tell you, are in fact very friendly, laid-back dogs. It is a feature of the breed.They are as well-known for their easy-going
nature as they are for their intelligence, loyalty, and their love of exploration (which can sometimes lead to trouble ! While
each dog has his own special temperament and needs, in general, labradors do not tend to be very territorial, sensitive, or
aggressive, which are all traits that strongly (positively) influence a dog’s interactions with other breeds. For example,
if you’re looking for a second dog, a labrador is often a good match, unless, for example, you are limited to smaller
dogs. Note that some lines of labrador are exceedingly high in energy, which should be considered when exposing them to other
breeds. If, for example, such a dog is put in the yard with an over-sensitive or aggressive dog, these playful high spirits
might lead to trouble.
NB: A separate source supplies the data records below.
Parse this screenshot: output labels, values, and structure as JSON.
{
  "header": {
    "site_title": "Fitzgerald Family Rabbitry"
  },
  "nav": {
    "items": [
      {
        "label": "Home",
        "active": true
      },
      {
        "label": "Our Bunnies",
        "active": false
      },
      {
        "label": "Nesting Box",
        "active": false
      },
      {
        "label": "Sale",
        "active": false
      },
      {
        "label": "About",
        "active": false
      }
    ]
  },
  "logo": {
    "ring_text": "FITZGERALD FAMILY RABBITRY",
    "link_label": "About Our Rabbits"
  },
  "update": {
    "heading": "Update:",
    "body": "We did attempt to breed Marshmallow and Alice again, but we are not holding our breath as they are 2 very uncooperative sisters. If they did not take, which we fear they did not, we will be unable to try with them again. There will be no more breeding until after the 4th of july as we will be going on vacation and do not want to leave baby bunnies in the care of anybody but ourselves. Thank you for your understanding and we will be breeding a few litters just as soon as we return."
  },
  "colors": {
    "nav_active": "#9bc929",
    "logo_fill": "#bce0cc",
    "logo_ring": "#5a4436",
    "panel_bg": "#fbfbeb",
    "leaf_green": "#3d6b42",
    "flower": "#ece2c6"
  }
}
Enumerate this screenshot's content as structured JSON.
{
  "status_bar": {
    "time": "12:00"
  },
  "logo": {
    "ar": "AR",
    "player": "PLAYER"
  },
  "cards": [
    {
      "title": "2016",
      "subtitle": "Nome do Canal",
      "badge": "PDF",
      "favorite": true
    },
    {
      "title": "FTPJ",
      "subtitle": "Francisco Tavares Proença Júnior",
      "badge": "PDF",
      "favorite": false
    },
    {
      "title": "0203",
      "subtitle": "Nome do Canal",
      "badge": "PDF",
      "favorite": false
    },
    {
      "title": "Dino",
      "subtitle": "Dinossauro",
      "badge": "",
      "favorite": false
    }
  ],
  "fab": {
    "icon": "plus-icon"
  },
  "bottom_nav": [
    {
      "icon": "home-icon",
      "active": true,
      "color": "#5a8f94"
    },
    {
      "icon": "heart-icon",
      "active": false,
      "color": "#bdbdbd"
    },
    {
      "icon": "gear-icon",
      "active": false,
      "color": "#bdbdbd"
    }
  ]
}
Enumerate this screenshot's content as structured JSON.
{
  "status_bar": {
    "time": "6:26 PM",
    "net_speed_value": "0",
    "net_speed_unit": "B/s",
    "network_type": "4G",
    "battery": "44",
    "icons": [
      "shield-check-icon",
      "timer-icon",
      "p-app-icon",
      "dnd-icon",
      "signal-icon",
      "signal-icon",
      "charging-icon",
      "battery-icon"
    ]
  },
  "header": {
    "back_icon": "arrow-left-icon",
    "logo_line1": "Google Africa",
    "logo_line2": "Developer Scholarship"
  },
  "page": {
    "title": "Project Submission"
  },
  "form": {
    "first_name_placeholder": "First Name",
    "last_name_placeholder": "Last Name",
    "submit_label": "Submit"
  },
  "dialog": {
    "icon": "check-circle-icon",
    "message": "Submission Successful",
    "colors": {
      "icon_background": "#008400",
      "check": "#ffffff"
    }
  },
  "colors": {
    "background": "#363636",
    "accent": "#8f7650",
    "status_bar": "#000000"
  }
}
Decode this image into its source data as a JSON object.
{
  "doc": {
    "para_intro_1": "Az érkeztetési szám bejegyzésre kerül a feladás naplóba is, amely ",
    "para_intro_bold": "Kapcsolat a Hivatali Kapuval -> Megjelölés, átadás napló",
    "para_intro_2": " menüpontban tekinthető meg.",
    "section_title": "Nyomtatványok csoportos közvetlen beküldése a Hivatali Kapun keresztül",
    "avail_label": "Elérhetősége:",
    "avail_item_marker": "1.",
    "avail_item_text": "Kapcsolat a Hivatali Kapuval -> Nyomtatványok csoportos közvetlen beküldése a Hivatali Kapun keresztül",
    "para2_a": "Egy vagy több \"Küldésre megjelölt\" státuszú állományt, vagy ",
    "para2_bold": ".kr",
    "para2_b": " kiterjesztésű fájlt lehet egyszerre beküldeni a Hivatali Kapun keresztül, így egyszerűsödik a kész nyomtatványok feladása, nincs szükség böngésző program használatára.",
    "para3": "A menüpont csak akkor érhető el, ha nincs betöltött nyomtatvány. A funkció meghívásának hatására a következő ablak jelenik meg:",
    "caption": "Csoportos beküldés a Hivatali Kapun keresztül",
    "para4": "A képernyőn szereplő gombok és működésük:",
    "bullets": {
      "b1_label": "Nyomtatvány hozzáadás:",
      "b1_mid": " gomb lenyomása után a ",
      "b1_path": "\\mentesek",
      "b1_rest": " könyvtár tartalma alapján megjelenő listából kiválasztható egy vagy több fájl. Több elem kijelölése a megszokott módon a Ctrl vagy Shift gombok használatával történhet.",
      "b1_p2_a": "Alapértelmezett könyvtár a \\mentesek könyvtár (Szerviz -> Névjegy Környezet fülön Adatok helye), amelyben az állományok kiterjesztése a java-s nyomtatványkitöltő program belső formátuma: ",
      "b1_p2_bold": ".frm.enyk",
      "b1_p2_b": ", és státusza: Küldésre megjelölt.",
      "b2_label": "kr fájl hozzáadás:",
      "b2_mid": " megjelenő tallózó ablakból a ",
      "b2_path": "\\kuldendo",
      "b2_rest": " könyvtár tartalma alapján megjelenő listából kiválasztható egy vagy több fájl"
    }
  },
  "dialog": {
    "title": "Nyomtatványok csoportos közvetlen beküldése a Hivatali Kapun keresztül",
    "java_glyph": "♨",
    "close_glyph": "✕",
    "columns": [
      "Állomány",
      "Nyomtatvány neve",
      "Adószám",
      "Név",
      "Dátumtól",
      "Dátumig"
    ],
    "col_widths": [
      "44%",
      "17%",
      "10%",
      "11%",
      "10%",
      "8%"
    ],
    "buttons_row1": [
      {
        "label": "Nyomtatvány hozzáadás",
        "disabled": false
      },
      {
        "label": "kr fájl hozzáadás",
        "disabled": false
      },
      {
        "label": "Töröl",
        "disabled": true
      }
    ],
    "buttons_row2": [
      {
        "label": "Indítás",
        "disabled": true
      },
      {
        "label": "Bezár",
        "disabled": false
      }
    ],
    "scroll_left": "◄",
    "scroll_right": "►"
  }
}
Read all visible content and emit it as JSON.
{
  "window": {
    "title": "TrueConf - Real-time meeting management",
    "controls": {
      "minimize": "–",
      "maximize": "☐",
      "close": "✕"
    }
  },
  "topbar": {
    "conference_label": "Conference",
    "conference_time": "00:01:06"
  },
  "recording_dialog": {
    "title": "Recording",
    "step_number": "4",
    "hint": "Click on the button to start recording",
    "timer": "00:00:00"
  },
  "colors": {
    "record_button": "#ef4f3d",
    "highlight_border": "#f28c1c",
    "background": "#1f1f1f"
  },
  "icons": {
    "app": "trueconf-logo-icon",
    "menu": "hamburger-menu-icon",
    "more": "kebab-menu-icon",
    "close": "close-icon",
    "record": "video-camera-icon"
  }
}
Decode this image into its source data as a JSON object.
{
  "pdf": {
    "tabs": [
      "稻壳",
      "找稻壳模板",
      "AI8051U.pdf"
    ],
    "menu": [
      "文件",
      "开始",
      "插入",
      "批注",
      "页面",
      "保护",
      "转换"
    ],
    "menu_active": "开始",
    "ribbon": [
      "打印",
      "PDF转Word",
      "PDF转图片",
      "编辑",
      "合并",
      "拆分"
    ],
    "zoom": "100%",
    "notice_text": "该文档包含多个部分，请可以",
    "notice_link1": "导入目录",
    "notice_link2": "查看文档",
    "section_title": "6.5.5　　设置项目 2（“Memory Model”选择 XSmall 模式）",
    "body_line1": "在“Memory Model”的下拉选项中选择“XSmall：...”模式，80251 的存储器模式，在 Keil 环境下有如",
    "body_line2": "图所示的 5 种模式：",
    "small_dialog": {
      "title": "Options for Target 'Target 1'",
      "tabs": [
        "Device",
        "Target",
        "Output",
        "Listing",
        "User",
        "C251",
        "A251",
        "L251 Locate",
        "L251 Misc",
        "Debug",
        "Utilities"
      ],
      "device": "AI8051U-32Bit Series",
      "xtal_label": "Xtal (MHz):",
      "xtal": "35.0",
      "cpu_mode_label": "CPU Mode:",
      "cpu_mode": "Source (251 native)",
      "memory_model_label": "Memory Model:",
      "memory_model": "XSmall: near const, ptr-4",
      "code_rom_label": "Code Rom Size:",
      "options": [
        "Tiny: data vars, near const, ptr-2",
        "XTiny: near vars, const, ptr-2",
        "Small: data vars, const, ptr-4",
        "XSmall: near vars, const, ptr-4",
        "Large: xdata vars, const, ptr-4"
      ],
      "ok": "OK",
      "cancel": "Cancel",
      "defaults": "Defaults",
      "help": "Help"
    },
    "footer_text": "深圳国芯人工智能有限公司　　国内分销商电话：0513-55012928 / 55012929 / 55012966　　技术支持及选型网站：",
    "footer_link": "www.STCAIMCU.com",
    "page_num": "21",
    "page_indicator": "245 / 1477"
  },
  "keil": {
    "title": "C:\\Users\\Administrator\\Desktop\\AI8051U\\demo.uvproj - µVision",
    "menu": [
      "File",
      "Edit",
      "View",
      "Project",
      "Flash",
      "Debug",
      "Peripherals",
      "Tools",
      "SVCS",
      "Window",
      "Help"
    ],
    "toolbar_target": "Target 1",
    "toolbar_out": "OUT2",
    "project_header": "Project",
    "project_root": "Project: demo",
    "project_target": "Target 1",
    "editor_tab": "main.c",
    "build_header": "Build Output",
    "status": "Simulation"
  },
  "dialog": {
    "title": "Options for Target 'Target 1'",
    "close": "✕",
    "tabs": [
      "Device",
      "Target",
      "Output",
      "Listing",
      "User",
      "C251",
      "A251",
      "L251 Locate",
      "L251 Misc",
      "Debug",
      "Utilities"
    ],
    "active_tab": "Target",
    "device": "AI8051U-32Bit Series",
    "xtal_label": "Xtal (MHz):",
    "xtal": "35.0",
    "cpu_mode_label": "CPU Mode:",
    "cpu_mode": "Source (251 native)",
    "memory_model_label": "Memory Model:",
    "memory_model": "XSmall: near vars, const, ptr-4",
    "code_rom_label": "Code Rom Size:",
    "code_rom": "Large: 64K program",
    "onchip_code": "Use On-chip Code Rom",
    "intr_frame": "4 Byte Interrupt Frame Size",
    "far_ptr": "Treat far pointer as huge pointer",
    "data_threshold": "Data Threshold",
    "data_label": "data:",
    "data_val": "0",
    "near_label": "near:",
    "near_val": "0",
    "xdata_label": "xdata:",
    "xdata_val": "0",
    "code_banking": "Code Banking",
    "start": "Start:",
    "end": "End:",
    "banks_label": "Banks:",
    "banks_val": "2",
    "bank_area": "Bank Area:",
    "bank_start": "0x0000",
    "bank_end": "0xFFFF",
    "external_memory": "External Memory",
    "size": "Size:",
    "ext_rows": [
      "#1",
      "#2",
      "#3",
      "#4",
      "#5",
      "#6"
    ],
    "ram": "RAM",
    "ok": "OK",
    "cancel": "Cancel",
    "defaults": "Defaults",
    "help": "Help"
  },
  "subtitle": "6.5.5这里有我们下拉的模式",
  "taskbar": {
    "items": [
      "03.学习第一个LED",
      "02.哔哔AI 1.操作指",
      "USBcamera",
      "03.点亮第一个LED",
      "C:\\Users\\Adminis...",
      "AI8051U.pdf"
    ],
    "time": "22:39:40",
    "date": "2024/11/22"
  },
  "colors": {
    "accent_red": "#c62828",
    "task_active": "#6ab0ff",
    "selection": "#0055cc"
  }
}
Speaking to the norm, though, labradors tend to be very friendly with other dogs, and cats, too —
the real question tends to be not so much how well the labrador will get along with the other dog, but rather, how the other
dog will get along with the lab. To check your labrador’s disposition and to see how she falls with regard to the norm,
take her out to a dog park and observe her interactions with other animals. Is she friendly or more of a loner? Does she initiate
extended play? Pay attention to her activity level, too, as she may get along best with dogs of a similar activity level —
or is she instead stimulated by interactions with a more fun-loving pup? Since labs are a larger breed, some people prefer
to get a second dog of a similar size. A second dog can often help keep your original dog in better shape, in this way leading
to a longer and healthier life for the dog. A lot really depends upon the space and time that you have dedicated to dog-time,
as well as what you expect from the new dog. Do you have a large yard for the dogs to play in?Are you looking for a different
breed to eventually replace the aging lab as the family pet, before the lab (eventually) passes away? Since labs are such
an amiable breed, matching them with another lab seems like a very logical (and a positive) choice. Once you’ve had
such a friendly, easy animal in your life, it can be difficult to transition to a more difficult pet. Why not go with a breed
that you already know to be easy-going? You know that your current lab is unlikely to have a problem with the new dog —
and if the new dog’s a lab as well, then you shouldn’t need to worry about that dog either.
Q. Do you have any advise on destructive chewing?
If your questions were not answered here, please feel free to call me or email me with your
questions. I check my mail several times a day and am home most of the time caring for my puppies and children. 910-346-3742